“Disrupt Ageism” virtual seminar scheduled for February 15 – Peace Arch News
If you drive like a little old lady, are a grumpy old man, over the hill, are past your prime, or have a senior moment, you’re the subject of some not-so-funny ageist cliches.
Ageism, as defined by Robert Butler in 1969, refers to stereotyping (how we think), prejudice (how we feel) and discrimination (how we act) toward others or ourselves based on of age.
It’s insidious, damaging, and systemic in our society — but it doesn’t have to be, says Dan Levitt, gerontologist, instructor at SFU, UBC, and BCIT, and CEO of KinVillage at Delta.
Levitt will present “Disrupt Ageism” at a Zoom Webinar for Third Age Learning in Kwantlen on Tuesday, February 15 at 2 p.m.
Ageism is everywhere, says Levitt, in our communities, our institutions and in our relationship to ourselves.

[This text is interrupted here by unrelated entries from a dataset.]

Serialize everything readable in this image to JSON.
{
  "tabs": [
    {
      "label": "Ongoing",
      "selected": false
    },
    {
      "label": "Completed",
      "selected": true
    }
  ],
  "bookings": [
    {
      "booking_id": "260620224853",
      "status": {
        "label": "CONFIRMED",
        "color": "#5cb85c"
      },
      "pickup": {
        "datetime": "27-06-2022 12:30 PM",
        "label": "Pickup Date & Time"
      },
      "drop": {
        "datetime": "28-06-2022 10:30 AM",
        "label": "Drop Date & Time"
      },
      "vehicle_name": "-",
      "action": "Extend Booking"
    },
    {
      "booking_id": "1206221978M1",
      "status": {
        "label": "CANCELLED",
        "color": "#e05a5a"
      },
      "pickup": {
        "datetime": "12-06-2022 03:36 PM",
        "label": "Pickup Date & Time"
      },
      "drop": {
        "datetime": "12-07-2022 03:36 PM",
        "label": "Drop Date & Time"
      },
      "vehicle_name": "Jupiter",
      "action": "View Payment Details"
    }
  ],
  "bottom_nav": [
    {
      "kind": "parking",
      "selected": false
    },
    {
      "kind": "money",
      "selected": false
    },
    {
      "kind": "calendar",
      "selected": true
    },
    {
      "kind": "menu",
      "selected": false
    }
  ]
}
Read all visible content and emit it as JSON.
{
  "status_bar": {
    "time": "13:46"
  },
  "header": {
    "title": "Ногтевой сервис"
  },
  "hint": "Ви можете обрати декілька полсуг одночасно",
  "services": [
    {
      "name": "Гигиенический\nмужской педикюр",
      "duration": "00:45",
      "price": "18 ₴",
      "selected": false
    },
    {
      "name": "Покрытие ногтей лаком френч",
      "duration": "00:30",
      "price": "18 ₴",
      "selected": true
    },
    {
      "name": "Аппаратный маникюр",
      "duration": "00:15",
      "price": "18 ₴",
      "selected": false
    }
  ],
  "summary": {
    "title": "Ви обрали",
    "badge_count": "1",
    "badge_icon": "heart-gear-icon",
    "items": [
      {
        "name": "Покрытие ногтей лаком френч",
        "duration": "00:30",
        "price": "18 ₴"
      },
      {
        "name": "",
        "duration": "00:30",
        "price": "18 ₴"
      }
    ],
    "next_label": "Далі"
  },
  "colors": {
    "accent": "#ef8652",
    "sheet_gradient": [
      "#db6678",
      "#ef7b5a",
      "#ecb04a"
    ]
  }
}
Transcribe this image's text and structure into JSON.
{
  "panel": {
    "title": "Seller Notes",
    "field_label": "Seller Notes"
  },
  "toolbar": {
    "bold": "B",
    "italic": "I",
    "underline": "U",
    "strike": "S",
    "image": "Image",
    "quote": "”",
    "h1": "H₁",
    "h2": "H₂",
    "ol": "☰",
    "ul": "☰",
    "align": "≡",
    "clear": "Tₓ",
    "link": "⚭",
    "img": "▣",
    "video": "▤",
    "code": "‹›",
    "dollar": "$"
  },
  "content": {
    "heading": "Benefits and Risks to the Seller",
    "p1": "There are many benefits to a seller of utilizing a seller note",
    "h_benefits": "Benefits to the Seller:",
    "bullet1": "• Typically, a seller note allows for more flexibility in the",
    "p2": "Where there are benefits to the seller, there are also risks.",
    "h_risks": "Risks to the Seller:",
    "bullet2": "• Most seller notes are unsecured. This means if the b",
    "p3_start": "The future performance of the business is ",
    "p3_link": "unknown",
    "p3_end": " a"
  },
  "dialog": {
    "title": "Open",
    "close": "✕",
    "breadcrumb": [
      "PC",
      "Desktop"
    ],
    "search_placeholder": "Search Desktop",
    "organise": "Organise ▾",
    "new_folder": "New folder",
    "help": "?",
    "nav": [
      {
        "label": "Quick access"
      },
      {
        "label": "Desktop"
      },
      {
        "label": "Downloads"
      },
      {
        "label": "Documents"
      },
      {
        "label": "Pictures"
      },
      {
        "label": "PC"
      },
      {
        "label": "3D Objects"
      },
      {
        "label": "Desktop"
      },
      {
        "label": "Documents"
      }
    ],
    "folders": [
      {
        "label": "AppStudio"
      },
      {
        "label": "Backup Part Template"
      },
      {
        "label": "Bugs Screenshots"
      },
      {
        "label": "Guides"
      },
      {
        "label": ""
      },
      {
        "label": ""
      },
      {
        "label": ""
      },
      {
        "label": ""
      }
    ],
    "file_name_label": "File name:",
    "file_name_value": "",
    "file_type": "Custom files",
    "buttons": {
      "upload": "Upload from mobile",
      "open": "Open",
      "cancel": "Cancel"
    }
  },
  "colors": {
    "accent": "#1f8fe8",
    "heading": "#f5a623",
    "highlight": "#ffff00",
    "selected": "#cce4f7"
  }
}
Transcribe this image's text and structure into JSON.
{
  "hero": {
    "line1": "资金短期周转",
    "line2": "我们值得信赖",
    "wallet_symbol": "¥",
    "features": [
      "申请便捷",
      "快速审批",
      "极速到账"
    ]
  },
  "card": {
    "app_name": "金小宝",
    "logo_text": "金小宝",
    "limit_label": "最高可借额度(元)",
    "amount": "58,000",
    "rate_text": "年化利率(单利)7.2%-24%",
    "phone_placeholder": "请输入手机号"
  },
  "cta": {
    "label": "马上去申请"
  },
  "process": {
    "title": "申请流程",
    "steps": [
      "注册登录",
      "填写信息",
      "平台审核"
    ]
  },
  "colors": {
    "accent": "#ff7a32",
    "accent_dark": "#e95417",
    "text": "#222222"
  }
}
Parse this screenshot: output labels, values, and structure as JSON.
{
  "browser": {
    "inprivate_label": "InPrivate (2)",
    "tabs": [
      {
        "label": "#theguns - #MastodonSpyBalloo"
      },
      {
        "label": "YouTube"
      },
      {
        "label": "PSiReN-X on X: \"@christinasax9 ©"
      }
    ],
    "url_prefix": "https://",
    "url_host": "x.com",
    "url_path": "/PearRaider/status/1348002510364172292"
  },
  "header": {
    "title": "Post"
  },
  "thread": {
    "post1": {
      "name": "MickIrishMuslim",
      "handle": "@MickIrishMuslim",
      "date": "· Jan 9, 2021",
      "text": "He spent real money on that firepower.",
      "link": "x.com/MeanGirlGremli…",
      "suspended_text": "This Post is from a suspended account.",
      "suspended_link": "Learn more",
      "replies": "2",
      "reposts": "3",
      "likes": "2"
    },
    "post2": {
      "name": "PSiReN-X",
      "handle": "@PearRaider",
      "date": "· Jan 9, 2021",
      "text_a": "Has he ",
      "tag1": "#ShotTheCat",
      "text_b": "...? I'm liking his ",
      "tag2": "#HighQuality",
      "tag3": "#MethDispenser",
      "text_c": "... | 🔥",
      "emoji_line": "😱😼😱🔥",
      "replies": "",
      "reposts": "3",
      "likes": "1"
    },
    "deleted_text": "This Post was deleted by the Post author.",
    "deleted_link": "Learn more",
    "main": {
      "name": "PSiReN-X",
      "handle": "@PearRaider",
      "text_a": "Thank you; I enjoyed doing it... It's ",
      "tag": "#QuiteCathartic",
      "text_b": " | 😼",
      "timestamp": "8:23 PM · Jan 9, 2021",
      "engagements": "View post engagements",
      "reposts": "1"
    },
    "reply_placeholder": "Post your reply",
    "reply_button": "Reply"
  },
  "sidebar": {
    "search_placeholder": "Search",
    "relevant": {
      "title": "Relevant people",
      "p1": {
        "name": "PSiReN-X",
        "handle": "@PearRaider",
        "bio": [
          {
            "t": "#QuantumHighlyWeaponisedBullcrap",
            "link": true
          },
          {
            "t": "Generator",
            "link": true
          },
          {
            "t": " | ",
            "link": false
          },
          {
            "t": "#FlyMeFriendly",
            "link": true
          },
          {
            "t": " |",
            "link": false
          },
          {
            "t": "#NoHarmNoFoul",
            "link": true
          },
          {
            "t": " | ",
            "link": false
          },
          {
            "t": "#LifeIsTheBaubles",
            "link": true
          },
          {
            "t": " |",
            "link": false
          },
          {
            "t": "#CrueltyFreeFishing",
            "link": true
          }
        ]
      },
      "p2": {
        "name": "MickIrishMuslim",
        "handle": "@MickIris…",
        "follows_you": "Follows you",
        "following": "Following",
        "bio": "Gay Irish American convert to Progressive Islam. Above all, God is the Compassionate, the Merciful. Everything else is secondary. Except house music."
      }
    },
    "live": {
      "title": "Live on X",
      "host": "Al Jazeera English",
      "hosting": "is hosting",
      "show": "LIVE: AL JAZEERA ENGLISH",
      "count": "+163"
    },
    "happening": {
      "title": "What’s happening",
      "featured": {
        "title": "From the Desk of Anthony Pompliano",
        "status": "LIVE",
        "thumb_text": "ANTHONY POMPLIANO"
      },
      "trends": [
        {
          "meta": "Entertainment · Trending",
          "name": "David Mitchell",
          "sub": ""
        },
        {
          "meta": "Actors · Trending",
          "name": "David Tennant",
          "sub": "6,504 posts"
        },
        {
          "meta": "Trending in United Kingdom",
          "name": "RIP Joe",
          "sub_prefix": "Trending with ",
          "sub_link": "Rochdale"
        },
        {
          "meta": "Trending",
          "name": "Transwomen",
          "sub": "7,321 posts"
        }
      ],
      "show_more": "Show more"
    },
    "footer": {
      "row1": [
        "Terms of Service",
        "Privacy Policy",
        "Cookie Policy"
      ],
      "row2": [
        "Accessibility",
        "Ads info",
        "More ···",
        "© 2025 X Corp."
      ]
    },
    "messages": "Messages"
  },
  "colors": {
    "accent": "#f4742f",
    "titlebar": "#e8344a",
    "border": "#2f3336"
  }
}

It is particularly acute on our health system. There are 10 times as many pediatric hospitals as there are geriatric hospitals, Levitt notes, and the system supports age-based health care rationing.
For example, during the early days of the COVID-19 pandemic, ventilators were provided to patients with the highest survival rate, i.e. not the elderly.
And when COVID outbreaks occur in care homes, residents are confined to their rooms with no social contact.
Even incarcerated felons are allowed one hour a day outdoors, Levitt notes.
Although age discrimination in the workplace is no longer permitted by law, there is a subtle inference – backed by the incentive of Canada Pension and Old Age Security benefits – that at 65, you’re an old dog who can’t learn new tricks, a digital dunce who should step aside for the younger, more tech-savvy.
The city’s zoning is even impacted by ageism when NIMBY protesters oppose senior housing projects or hospices in their neighborhood.
Visual stereotypes of older people further denigrate aging. Case in point: the “Elder Crossing” signs depicting a decrepit, bent couple with canes.
We all buy into the senior stereotype and for some it can become a self-fulfilling prophecy, negatively impacting confidence, job prospects, financial security and quality of life.
How can society become more age-friendly?
Reversing ageism means embracing old age.
“It’s OK to act your age,” Levitt said. “Healthy aging is about feeling good about yourself. Be bold. Be your age and who you are. Flaunt it.
Yes. Let’s start destigmatizing aging by removing ageist phrases.
Even those of us who don’t mind being patronized when someone says, “You look good for your age.
To sign up for Disrupt Ageism, email [email protected] or call 604-599-3077.